I don’t know whether you’ve heard of the Placebo Effect, but it seems to be the best explanation for a lot of things that are happening right now.
A placebo is defined in the dictionary as a ‘substance containing no medication and prescribed to reinforce a patient’s expectation to get well,’ – and medical researchers sometimes use an inert substance with no curative powers to compare and test real medicines.
Apparently, some who are given placebos also get cured or show improvement. Obviously, this happens because of what could be called a ‘mind-over-matter’ effect. People expect to be cured, so they get cured. I myself experience this. When I decide to see a doctor, I feel cured.
This phenomenon apparently extends to non-medical doctors as well. For example, Manmohan Singh. What has been happening all around us since about noon on May 16 appears to be a giant, nation-wide Placebo Effect.
It is visible not only in stock markets but also in the real economy. Examples: One friend whose business got into trouble last year has now made a car purchase he had postponed, while someone who got sacked last November has now decided not to take a stopgap job because, after election results, he feels certain he will get a better one.
As a financially conservative person, I would have called such actions foolish, but when I see the change in mood around me, I’m not so sure.
And then there’s also the so-called Nocebo Effect, which is the opposite of the Placebo Effect. If you believe that you have a disease, then you’ll start exhibiting its symptoms. Perhaps what we’re seeing is as much an effect of the disappearance of the Nocebo Effect of the communists.
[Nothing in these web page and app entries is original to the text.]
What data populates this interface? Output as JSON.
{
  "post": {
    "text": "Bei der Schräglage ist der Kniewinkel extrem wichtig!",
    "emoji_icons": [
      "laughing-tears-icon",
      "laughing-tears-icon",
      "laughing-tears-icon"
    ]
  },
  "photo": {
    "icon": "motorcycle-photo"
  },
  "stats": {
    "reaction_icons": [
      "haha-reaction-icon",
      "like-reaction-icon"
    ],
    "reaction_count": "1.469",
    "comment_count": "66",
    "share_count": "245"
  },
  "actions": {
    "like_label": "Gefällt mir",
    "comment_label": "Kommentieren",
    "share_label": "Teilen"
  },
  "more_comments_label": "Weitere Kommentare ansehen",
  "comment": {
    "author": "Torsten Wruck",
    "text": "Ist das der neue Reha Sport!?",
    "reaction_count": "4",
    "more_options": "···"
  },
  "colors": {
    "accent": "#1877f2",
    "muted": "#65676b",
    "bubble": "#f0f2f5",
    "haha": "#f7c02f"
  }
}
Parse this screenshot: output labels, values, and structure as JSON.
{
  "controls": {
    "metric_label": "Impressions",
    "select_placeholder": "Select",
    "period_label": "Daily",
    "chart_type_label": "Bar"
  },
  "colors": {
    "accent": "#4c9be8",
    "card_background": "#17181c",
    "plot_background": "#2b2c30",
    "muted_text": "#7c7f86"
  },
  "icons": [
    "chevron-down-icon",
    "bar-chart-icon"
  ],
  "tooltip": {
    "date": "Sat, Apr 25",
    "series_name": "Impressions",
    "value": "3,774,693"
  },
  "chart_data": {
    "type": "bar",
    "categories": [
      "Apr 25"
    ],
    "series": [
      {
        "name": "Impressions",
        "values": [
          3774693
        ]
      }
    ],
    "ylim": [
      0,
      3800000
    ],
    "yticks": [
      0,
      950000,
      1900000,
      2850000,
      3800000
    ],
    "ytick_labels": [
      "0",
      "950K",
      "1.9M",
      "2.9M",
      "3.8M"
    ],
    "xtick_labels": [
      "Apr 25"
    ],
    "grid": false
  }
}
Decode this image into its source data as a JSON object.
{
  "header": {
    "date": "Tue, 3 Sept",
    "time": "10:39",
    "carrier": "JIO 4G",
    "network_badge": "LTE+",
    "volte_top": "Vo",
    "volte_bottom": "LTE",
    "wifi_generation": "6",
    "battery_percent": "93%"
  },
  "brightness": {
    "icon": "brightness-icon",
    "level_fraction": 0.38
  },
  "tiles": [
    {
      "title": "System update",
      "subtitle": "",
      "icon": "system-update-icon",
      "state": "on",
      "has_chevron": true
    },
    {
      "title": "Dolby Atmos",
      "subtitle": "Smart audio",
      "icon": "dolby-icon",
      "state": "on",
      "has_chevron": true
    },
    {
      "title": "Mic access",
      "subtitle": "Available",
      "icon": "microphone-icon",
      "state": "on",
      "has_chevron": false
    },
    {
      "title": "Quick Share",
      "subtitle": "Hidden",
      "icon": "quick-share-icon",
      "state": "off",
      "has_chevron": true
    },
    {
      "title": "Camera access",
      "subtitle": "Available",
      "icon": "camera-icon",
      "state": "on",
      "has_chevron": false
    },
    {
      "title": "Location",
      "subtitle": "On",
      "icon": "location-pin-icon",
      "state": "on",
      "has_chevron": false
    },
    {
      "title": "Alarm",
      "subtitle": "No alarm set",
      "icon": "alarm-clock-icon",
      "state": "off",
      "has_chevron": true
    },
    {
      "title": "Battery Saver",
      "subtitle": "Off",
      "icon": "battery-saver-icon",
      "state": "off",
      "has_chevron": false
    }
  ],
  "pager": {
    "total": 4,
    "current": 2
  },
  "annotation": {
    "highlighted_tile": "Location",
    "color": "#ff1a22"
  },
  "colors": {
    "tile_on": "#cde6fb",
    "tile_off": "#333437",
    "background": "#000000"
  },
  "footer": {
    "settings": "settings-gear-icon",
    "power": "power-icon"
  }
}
As the hedge fund manager Samir Arora said on TV after the election results, not having to see Prakash Karat on TV on May 16th is by itself worth at least 500 points of the Sensex.